### [Action item]
Every line below that holds the word "ffffff" must be listed.

=== Section Start ===

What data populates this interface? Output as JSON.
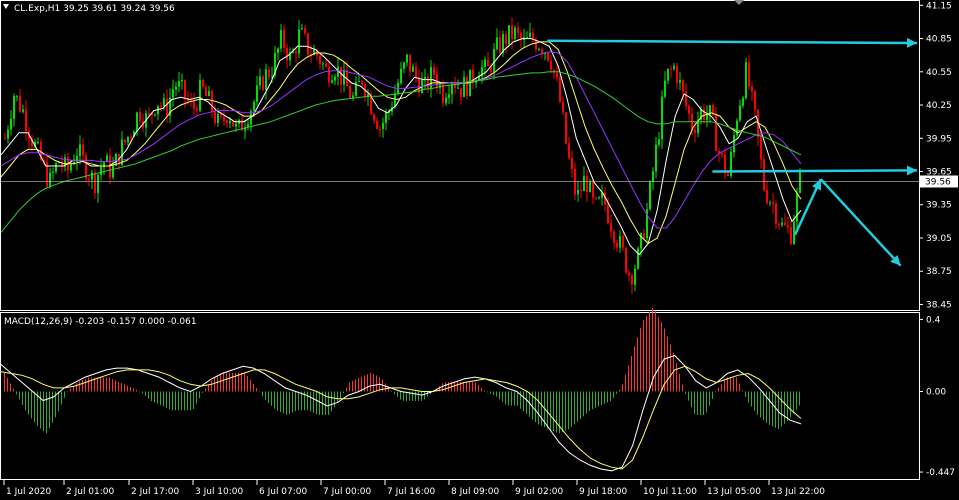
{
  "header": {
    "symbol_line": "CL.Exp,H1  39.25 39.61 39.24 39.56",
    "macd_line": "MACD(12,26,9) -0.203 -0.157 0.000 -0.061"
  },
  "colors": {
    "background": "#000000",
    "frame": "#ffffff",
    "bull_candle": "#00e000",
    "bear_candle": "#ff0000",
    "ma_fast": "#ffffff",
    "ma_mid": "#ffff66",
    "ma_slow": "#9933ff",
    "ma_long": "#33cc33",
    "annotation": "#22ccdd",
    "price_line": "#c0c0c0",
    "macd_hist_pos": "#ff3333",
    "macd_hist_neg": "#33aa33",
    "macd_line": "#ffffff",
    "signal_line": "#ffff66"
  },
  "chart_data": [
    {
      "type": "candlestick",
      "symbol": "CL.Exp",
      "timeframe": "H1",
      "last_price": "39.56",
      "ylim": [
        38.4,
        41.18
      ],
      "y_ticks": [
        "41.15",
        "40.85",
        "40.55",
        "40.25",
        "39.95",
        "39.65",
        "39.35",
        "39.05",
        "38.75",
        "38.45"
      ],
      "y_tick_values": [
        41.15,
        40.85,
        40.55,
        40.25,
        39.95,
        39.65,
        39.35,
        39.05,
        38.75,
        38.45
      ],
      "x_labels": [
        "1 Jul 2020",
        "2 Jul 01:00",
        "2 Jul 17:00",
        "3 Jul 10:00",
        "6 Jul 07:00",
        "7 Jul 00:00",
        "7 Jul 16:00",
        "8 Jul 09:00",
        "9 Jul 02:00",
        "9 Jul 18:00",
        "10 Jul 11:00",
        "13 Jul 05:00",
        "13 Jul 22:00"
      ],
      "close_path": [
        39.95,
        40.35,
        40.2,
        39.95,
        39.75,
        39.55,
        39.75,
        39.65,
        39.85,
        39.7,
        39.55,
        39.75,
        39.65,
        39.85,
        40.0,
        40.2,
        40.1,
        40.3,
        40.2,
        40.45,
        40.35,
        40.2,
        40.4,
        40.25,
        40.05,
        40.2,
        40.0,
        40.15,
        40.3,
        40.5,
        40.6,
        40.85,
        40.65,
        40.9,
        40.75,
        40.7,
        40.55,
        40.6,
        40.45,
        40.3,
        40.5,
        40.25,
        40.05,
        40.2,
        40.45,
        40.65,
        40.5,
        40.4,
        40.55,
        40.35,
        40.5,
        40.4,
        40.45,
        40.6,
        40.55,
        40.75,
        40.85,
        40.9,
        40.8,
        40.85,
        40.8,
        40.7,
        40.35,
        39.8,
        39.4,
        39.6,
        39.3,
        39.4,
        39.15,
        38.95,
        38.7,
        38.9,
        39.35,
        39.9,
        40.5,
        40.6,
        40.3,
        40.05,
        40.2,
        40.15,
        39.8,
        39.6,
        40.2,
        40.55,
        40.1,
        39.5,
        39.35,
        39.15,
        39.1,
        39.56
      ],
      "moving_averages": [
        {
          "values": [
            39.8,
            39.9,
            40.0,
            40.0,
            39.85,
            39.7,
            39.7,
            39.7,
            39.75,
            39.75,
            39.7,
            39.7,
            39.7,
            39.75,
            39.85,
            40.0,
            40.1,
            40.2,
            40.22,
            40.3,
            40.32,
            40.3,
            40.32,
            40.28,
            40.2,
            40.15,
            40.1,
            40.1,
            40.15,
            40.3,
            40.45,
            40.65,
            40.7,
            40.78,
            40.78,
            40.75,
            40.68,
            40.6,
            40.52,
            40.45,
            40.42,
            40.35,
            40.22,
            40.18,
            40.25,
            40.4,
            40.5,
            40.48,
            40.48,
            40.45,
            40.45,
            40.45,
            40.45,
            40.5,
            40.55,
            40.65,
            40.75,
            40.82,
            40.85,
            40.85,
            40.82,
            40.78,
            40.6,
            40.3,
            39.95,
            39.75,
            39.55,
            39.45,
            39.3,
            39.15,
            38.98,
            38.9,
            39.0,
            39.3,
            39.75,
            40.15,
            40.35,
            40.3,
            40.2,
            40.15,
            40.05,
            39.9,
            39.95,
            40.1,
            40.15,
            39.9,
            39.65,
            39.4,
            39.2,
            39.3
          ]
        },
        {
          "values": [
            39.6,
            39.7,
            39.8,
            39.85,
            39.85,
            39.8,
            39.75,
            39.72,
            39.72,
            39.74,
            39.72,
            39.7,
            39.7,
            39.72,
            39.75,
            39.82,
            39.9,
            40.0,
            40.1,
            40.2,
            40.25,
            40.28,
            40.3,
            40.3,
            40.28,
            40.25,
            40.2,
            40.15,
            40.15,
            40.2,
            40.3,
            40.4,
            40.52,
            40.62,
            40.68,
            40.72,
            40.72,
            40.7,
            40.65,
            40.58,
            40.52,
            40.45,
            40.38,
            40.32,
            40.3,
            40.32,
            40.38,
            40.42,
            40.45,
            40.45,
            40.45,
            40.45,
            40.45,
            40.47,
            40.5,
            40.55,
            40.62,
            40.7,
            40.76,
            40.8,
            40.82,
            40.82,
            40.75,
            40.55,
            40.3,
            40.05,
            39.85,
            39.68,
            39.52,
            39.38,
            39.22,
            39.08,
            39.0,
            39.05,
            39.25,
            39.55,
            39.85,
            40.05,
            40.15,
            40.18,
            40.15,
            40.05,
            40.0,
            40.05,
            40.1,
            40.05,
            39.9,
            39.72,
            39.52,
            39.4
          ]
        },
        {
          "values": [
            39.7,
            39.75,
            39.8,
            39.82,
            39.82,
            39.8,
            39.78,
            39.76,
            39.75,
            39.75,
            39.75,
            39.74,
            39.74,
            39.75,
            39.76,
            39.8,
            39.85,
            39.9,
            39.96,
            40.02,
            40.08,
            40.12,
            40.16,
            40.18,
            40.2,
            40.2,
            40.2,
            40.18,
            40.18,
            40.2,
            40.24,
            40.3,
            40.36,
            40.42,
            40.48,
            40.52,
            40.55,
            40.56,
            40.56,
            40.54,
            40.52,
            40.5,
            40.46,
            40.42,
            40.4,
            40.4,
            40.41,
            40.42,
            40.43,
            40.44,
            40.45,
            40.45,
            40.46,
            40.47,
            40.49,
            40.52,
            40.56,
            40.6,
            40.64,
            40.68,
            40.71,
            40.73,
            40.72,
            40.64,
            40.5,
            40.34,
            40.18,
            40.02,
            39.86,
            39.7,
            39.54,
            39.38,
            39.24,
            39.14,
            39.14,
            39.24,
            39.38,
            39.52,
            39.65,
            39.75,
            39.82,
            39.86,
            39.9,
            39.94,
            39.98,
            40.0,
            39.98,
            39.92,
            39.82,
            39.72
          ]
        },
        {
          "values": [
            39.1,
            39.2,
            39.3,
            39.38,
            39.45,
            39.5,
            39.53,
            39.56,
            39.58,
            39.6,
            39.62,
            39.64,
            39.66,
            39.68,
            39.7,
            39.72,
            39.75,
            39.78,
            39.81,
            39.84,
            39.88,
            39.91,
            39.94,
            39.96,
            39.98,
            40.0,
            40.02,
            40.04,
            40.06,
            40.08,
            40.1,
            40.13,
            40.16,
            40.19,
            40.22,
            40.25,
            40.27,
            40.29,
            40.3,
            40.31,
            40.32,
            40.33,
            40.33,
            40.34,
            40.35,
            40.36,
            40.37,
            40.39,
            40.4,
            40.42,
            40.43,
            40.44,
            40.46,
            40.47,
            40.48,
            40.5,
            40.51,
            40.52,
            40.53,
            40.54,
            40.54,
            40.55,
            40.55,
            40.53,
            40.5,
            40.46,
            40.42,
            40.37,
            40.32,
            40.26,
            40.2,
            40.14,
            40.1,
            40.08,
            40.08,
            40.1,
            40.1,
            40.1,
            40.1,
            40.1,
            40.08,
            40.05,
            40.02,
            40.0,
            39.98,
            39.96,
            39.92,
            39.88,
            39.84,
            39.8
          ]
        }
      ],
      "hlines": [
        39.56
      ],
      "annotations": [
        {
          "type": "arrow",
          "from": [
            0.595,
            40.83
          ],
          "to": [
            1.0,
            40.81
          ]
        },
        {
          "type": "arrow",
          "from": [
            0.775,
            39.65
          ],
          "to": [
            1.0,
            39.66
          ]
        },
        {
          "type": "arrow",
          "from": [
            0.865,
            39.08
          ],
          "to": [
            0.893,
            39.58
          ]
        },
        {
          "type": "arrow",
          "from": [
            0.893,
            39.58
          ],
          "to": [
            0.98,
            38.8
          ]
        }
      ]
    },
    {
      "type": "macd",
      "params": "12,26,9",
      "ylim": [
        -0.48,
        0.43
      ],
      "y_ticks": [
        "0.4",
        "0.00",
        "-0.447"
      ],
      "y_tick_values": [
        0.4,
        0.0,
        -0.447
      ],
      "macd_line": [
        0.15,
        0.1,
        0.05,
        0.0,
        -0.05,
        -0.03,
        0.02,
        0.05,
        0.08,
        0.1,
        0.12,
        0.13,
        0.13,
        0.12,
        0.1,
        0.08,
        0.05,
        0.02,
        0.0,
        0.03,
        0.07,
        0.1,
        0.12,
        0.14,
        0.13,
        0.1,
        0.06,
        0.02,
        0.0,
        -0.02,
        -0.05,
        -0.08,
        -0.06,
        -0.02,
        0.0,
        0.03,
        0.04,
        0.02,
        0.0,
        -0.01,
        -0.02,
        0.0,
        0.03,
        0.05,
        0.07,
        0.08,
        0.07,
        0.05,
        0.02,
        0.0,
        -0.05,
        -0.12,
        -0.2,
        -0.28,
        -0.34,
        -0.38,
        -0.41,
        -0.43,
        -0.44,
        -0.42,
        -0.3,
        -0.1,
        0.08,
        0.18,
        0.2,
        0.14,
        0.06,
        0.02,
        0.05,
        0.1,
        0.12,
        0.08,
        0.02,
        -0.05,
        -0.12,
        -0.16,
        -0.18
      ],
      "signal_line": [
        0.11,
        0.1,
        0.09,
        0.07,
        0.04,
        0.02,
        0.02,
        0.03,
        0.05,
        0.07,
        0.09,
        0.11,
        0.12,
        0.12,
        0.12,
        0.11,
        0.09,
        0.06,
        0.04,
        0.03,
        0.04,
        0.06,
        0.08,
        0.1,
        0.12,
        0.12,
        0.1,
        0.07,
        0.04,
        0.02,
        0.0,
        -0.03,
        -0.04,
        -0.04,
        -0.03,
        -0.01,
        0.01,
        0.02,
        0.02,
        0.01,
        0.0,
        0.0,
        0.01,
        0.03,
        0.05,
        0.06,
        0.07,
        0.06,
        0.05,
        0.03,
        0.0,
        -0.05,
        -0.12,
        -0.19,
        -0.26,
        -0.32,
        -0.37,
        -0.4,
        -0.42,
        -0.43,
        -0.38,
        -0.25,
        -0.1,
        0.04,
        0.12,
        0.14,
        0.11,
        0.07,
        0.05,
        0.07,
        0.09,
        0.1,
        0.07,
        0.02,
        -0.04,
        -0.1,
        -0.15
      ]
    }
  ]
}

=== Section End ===

### [Answer space]
    "frame": "#ffffff",
    "ma_fast": "#ffffff",
    "macd_line": "#ffffff",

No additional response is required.